Gingerbread pumpkin muffins, topped with cream cheese frosting, crushed shredded wheat and candy pumpkins are made by Judith Dunbar Hines on Wednesday, October 24, 2012. | Stacie Scott~Sun-Times Media
BACK TO SCHOOL
Learn a variety of cooking skills with our own Judith Dunbar Hines, who now will be teaching classes at Kendall College as part of the school’s Spice Up Your Life program.
She’ll be teaching Thanksgiving Basics at 11 a.m. Nov. 10; Bountiful Table (side dishes for the holiday) at 11 a.m. Nov. 17 and Holiday Brunch at 11 a.m. Dec. 1. For information or to register, visit https://spiceup.kendall.edu/Catalog.aspx
Kendall College is at 900 N. North Branch St.
Updated: December 8, 2012 6:03AM
Before I left town a few days ago, I wrote an article for this column about one of the most successful recipes from my catering days.
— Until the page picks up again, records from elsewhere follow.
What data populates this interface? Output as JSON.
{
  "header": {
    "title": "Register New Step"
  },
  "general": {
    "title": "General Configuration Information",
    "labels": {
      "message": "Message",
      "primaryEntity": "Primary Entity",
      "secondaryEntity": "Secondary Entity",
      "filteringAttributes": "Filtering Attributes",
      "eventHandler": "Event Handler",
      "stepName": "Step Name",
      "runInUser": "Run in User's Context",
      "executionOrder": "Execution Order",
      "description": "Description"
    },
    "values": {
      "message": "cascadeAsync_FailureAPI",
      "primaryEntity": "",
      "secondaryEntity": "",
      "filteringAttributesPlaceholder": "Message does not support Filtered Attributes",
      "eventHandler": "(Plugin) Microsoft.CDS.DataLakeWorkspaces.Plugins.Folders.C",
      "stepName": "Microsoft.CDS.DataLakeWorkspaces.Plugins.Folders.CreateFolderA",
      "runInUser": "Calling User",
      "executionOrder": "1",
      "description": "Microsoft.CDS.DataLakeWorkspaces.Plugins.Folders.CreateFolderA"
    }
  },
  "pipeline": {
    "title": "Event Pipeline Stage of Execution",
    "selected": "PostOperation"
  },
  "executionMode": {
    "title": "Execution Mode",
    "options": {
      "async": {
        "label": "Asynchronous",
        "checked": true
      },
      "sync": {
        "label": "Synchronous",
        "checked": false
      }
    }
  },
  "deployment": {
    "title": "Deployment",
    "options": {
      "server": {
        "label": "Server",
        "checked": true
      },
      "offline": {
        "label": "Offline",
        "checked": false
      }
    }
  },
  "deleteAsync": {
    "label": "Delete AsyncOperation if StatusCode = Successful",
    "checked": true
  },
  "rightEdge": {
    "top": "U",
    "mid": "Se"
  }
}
But when I boarded my return flight, things changed.
The middle seat stayed empty. Would we have extra room? No, someone was headed for that seat. With a silent sigh of relief I realized she was petite and we would not be overcrowded. As we took off, she opened a magazine.
In this case, it was a food publication. Since I hadn’t yet read the latest issue of Food Network magazine, I indulged in some neighborly over-the-shoulder reading. The page that caught my eye featured cute fall cupcakes. Ah, I thought, good idea.
Suddenly these Gingerbread Pumpkin Muffins, used often in so many different ways, got yet another a makeover somewhere around Tennessee.
I have made mounds of them for every fall event: split and stuffed with cream cheese, chutney and thin sliced turkey as a savory hors d’oeuvre, they are perfect tiny “sandwiches” for cocktail parties or for Game Day. Dusted with cinnamon and confectioners’ sugar, they are mini muffins for a brunch. Or, as here, when decorated they serve as dessert.
The batter works in regular cupcake tins, mini muffin tins, or baked into mini loaves. Adjust bake time to suit your pan of choice.
Use canned pumpkin, which is on sale now through Thanksgiving, or roast and mash a fresh locally grown pumpkin or butternut squash for the pulp needed (see recipe note). The addition of molasses and familiar spices such as ginger, cinnamon, cloves and allspice takes the flavor into cozy gingerbread territory.
They freeze beautifully and the recipe doubles easily, so prepare a big batch to have on hand all during the entertaining season ahead.
You’ll thank me for this recipe. For their cute new late fall look, thank that lady in row 32B!
Judith Dunbar Hines is a cooking teacher, tour guide, writer and culinary consultant in Chicago. Contact her at firstname.lastname@example.org.